Your assignment = In the records below, count every line that contains the word "name" and report only the total.

App and web page records:
☆ ☆ ☆ ☆

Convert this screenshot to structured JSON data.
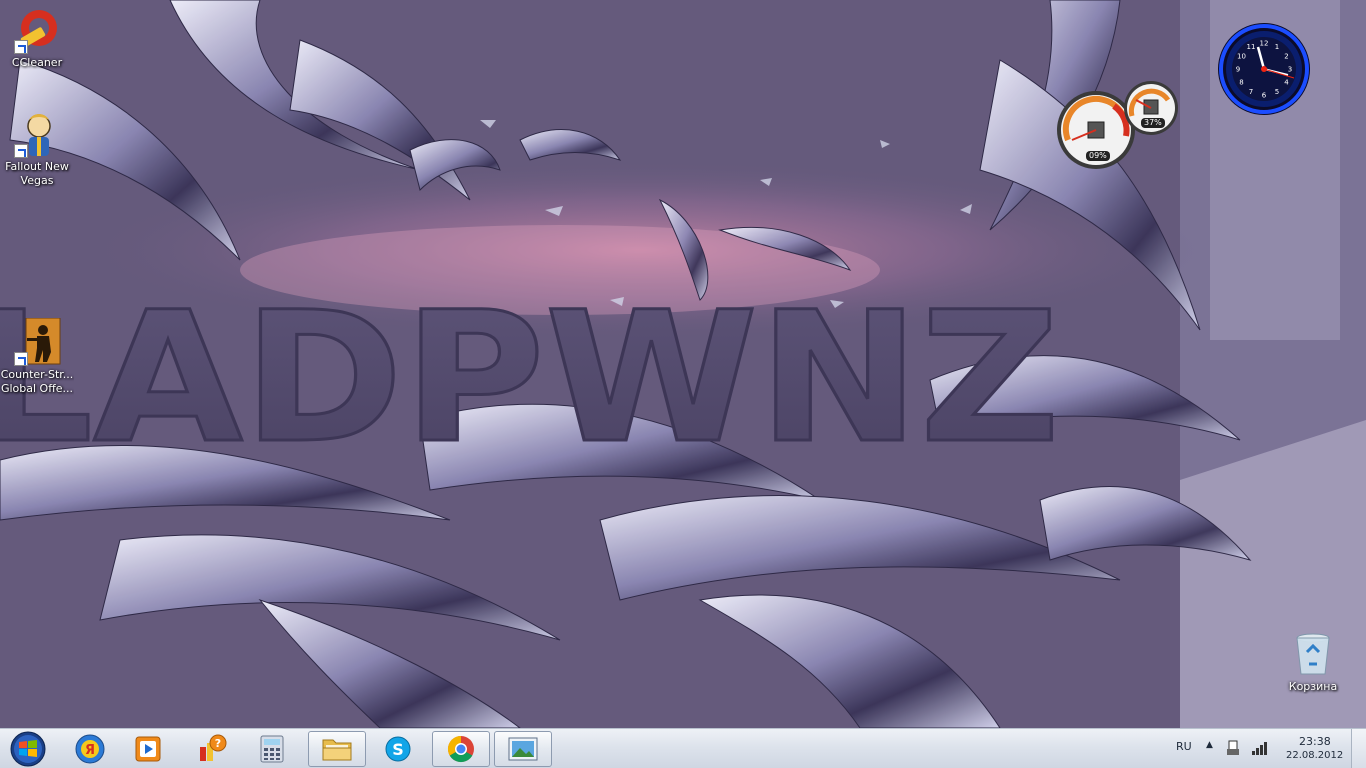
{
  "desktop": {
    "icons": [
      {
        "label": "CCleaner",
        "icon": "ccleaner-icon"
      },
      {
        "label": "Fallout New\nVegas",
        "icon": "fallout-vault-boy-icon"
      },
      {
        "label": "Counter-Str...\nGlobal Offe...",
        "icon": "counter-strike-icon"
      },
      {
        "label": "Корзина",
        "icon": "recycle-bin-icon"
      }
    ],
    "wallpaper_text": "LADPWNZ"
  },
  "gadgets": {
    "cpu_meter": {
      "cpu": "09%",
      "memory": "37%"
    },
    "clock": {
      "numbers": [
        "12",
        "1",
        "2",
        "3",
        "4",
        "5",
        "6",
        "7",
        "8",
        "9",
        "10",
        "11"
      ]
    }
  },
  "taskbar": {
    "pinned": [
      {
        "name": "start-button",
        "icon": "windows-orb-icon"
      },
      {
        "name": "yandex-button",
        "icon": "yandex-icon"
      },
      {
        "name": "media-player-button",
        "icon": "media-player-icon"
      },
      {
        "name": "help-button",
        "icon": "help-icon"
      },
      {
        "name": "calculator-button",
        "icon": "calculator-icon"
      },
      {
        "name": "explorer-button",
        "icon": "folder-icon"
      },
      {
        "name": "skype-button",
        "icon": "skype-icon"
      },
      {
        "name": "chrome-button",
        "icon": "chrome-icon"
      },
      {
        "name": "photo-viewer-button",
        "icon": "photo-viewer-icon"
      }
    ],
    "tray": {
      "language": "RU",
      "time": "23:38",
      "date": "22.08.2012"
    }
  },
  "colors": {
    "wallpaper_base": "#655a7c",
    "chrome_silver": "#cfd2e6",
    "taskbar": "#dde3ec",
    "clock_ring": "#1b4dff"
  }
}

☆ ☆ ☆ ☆

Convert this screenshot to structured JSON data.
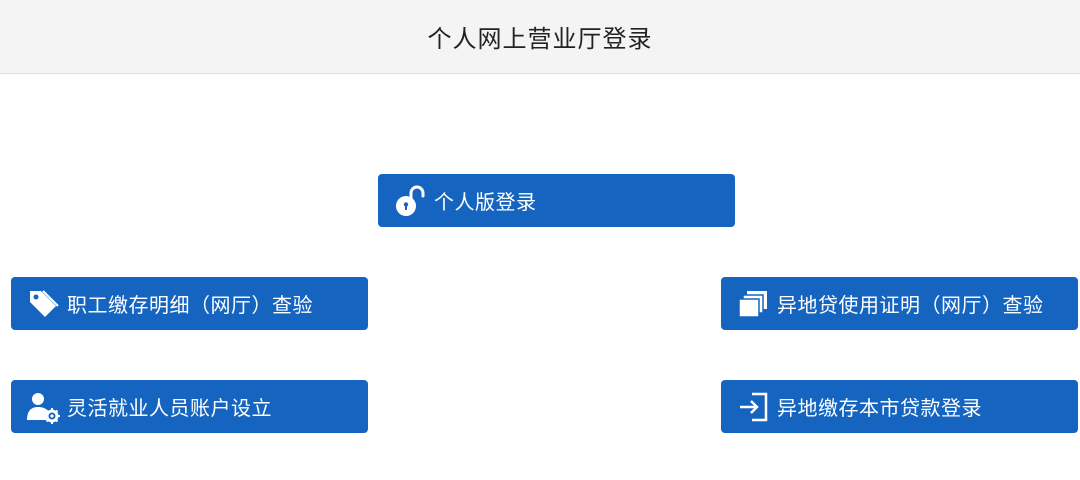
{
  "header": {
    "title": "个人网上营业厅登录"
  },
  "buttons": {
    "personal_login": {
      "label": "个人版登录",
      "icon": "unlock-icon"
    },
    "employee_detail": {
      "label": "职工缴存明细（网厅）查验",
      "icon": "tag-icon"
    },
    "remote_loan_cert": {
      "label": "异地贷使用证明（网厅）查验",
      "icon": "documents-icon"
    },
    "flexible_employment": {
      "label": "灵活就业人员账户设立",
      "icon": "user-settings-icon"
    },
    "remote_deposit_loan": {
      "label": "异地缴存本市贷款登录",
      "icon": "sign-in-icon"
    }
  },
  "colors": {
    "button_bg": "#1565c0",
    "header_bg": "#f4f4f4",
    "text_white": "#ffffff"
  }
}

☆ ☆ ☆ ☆

Solution to this exercise = 9